Among the details prosecutors included in a court filing in their case against shamed former Speaker of the House, Dennis Hastert, was a La-Z-Boy type reclining chair they say he placed in the boy's shower room while coaching teens at an Illinois high school.
After the court filings were made public on Friday, comedian Andy Richter--who attended the school where Hastert worked before gaining political fame--revealed he remembers the chair well.
"I went to Yorkville HS '80-'84 & I remember this chair.
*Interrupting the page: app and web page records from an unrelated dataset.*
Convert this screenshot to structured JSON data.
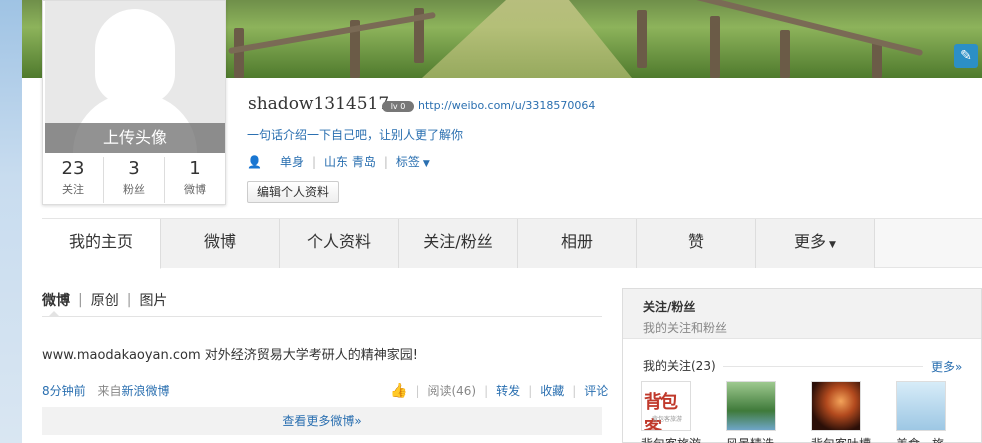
{
  "profile": {
    "upload_avatar": "上传头像",
    "stats": [
      {
        "count": "23",
        "label": "关注"
      },
      {
        "count": "3",
        "label": "粉丝"
      },
      {
        "count": "1",
        "label": "微博"
      }
    ],
    "name": "shadow1314517",
    "level_badge": "lv 0",
    "url": "http://weibo.com/u/3318570064",
    "intro": "一句话介绍一下自己吧，让别人更了解你",
    "relationship": "单身",
    "location": "山东 青岛",
    "tags": "标签",
    "edit_button": "编辑个人资料"
  },
  "tabs": [
    {
      "label": "我的主页"
    },
    {
      "label": "微博"
    },
    {
      "label": "个人资料"
    },
    {
      "label": "关注/粉丝"
    },
    {
      "label": "相册"
    },
    {
      "label": "赞"
    },
    {
      "label": "更多"
    }
  ],
  "feed": {
    "filters": [
      "微博",
      "原创",
      "图片"
    ],
    "post": {
      "text": "www.maodakaoyan.com 对外经济贸易大学考研人的精神家园!",
      "time": "8分钟前",
      "source_prefix": "来自",
      "source": "新浪微博",
      "read": "阅读(46)",
      "repost": "转发",
      "favorite": "收藏",
      "comment": "评论"
    },
    "more": "查看更多微博»"
  },
  "sidebar": {
    "title": "关注/粉丝",
    "subtitle": "我的关注和粉丝",
    "following_label": "我的关注(23)",
    "more": "更多»",
    "following": [
      {
        "name": "背包客旅游"
      },
      {
        "name": "风景精选"
      },
      {
        "name": "背包客吐槽"
      },
      {
        "name": "美食、旅"
      }
    ],
    "logo_text": "背包客",
    "logo_sub": "背包客旅游"
  }
}
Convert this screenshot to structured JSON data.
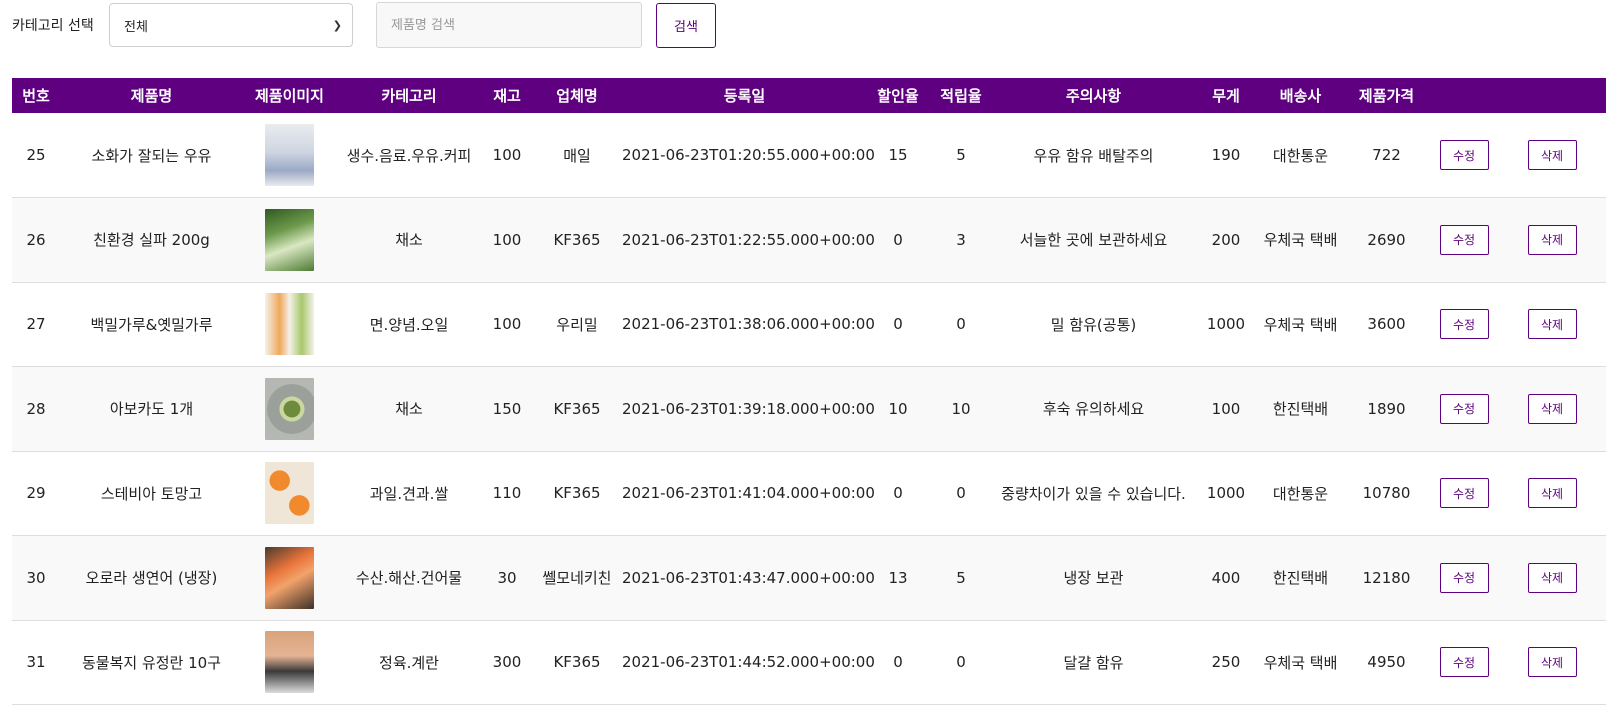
{
  "filter": {
    "category_label": "카테고리 선택",
    "category_selected": "전체",
    "search_placeholder": "제품명 검색",
    "search_button": "검색"
  },
  "colors": {
    "accent": "#5f0080"
  },
  "table": {
    "headers": [
      "번호",
      "제품명",
      "제품이미지",
      "카테고리",
      "재고",
      "업체명",
      "등록일",
      "할인율",
      "적립율",
      "주의사항",
      "무게",
      "배송사",
      "제품가격"
    ],
    "edit_label": "수정",
    "delete_label": "삭제",
    "rows": [
      {
        "no": "25",
        "name": "소화가 잘되는 우유",
        "category": "생수.음료.우유.커피",
        "stock": "100",
        "vendor": "매일",
        "date": "2021-06-23T01:20:55.000+00:00",
        "discount": "15",
        "points": "5",
        "caution": "우유 함유 배탈주의",
        "weight": "190",
        "courier": "대한통운",
        "price": "722"
      },
      {
        "no": "26",
        "name": "친환경 실파 200g",
        "category": "채소",
        "stock": "100",
        "vendor": "KF365",
        "date": "2021-06-23T01:22:55.000+00:00",
        "discount": "0",
        "points": "3",
        "caution": "서늘한 곳에 보관하세요",
        "weight": "200",
        "courier": "우체국 택배",
        "price": "2690"
      },
      {
        "no": "27",
        "name": "백밀가루&옛밀가루",
        "category": "면.양념.오일",
        "stock": "100",
        "vendor": "우리밀",
        "date": "2021-06-23T01:38:06.000+00:00",
        "discount": "0",
        "points": "0",
        "caution": "밀 함유(공통)",
        "weight": "1000",
        "courier": "우체국 택배",
        "price": "3600"
      },
      {
        "no": "28",
        "name": "아보카도 1개",
        "category": "채소",
        "stock": "150",
        "vendor": "KF365",
        "date": "2021-06-23T01:39:18.000+00:00",
        "discount": "10",
        "points": "10",
        "caution": "후숙 유의하세요",
        "weight": "100",
        "courier": "한진택배",
        "price": "1890"
      },
      {
        "no": "29",
        "name": "스테비아 토망고",
        "category": "과일.견과.쌀",
        "stock": "110",
        "vendor": "KF365",
        "date": "2021-06-23T01:41:04.000+00:00",
        "discount": "0",
        "points": "0",
        "caution": "중량차이가 있을 수 있습니다.",
        "weight": "1000",
        "courier": "대한통운",
        "price": "10780"
      },
      {
        "no": "30",
        "name": "오로라 생연어 (냉장)",
        "category": "수산.해산.건어물",
        "stock": "30",
        "vendor": "쎌모네키친",
        "date": "2021-06-23T01:43:47.000+00:00",
        "discount": "13",
        "points": "5",
        "caution": "냉장 보관",
        "weight": "400",
        "courier": "한진택배",
        "price": "12180"
      },
      {
        "no": "31",
        "name": "동물복지 유정란 10구",
        "category": "정육.계란",
        "stock": "300",
        "vendor": "KF365",
        "date": "2021-06-23T01:44:52.000+00:00",
        "discount": "0",
        "points": "0",
        "caution": "달걀 함유",
        "weight": "250",
        "courier": "우체국 택배",
        "price": "4950"
      }
    ]
  }
}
Purportedly 'to keep boys from fighting,'" Richter, best known as Conan O'Brien's late night comedy sidekick, posted to Twitter on Friday.
Hastert, now 74, was once a teacher and a wrestling coach at Yorkville High School outside Chicago before a successful run for state legislature started a career that ultimately placed him second in the line of succession to the presidency.
But years after he left office in 2007, Hastert's political legacy turned sour.
In October, Hastert pleaded guilty to one count of illegally structuring bank withdrawals. In Friday's new court filing, prosecutors detail for the first time how the fraud was part of a scheme to pay off one of his at least four alleged victims of sexual abuse.
The filing also details alleged incidents in which prosecutors say Hastert molested boys with whom he worked as Yorkville's wrestling coach.
Prosecutors say they learned of the La-Z-Boy chair from a victim identified in the filing as Individual D.
"Individual D recalled that defendent put a 'Lazyboy'-type chair in direct view of the shower stalls in the locker room where he sat while the boys showered," the filing reads.
The statute of limitations has expired on the at least four alleged sex abuse incidents. However, prosecutors included the alleged misdeeds in their pre-sentencing memo ahead of Hastert's scheduled sentencing later this month.
"While defendant achieved great success, reaping all the benefits that went with it, these boys struggled, and all are still struggling now with what defendant did to them. Some have managed better than others, but all of them carry the scars defendant inflicted upon them," the filing says.
As for Richter's experience, he said it's all in the past and made no mention of Hastert himself.
"I haven't thought of it in 30 yrs," Richter wrote in subsequent posts. "tbh, I don't find it's upsetting me now. I'm just so struck by how easy it was to do that. Nobody questioned it."
Hastert's sentencing on the bank fraud conviction is scheduled for April 27. He faces up to six months in prison.